ANew York Times#1 Bestseller"
A New York Times and Washington Post notable book, and one of theFinancial Times, St. Louis Post-Dispatch, Slate, Mother Jones, The Daily Beast, and BookPage's best books of the year
Colorless Tsukuru Tazaki and His Years of Pilgrimageis the long-awaited new novel a book that sold more than a million copies the first week it went on sale in Japan from the award-winning, internationally best-selling author Haruki Murakami.
Here he gives us the remarkable story of Tsukuru Tazaki, a young man haunted by a great loss; of dreams and nightmares that have unintended consequences for the world around us; and of a journey into the past that is necessary to mend the present. It is a story of love, friendship, and heartbreak for the ages.
Publishers Weekly Reviews
Publishers Weekly® Reviews
- Reviewed in: Publishers Weekly, page .
- Review Date: 2014-04-28
- Reviewer: Staff
Murakami’s (1Q84) latest novel, which sold more than a million copies during its first week on sale in Japan, is a return to the mood and subject matter of the acclaimed writer’s earlier work. Living a simple, quotidian life as a train station engineer, Tsukuru is compelled to reexamine his past after a girlfriend suggests he reconnect with a group of friends from high school. A tight-knit fivesome for years, the group suddenly alienated Tsukuru under mysterious circumstances when he was in college. For months after the break, not knowing what had gone wrong, he became obsessed with death and slowly lost his sense of self: “I’ve always seen myself as an empty person, lacking color and identity. Maybe that was my role in the group. To be empty.” Feeling his life will only progress if he can tie up those emotional loose ends, Tsukuru journeys through Japan and into Europe to meet with the members of the group and unravel what really happened 16 years before. The result is a vintage Murakami struggle of coming to terms with buried emotions and missed opportunities, in which intentions and pent up desires can seemingly transcend time and space to bring both solace and desolation. (Aug.)BookPage Reviews

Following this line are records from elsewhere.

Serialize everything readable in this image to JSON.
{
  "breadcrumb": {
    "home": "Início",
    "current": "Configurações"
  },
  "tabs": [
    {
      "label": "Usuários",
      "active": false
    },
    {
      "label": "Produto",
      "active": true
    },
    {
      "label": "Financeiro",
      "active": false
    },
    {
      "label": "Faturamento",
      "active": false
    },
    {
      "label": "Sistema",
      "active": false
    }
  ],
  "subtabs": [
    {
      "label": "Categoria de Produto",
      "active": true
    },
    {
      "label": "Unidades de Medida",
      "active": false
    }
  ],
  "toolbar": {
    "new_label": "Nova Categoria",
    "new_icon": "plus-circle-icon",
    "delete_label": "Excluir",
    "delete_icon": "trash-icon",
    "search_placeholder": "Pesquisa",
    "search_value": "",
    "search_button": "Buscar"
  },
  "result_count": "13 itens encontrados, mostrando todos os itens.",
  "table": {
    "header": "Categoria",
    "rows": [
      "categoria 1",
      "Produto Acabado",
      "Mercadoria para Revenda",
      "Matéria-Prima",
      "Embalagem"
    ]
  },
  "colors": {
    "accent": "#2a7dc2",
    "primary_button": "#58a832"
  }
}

An ousted friend seeks answers on the road
Much like J.K. Rowling and George R.R. Martin, best-selling author Haruki Murakami is the type of writer whose fans queue up at bookstores at midnight, clamoring to be the first to get their hands on his latest book. Unfortunately, people who do not read Japanese have had to wait quite some time to read Murakami’s latest, Colorless Tsukuru Tazaki and His Years of Pilgrimage, which was published to acclaim in Japan in April 2013.
One could argue that it was worth the wait. In this somber book, readers are introduced to Tsukuru Tazaki, a Tokyo train engineer in his mid-30s. During high school, Tsukuru had been immersed in a particularly close friendship with two other boys and two girls in his hometown. However, one day soon after they started college, the group kicked him out of their close-knit circle and refused all future contact, without giving any explanation.
Now Tsukuru’s girlfriend has decided that before their relationship can progress, he needs to get to the bottom of why his friends tossed him out like a piece of garbage. So Tsukuru embarks on an international pilgrimage to visit each of his friends for an explanation behind the breakup, in order to move on with his life and find closure.
Traveling from Northern Japan through Tokyo and over to Finland, Tsukuru is immersed in the type of nostalgia where one feels homesick for a past that cannot be recreated or reclaimed, no matter how hard one might try. Those who have suffered a loss of friendship (and who can say that they haven’t ever been ousted by a clique?) will find this book hits particularly close to home.
As the ending of this sorrow-steeped novel approaches, a beautiful future for Tsukuru is only guaranteed by a close examination of the secrets that have stained his past.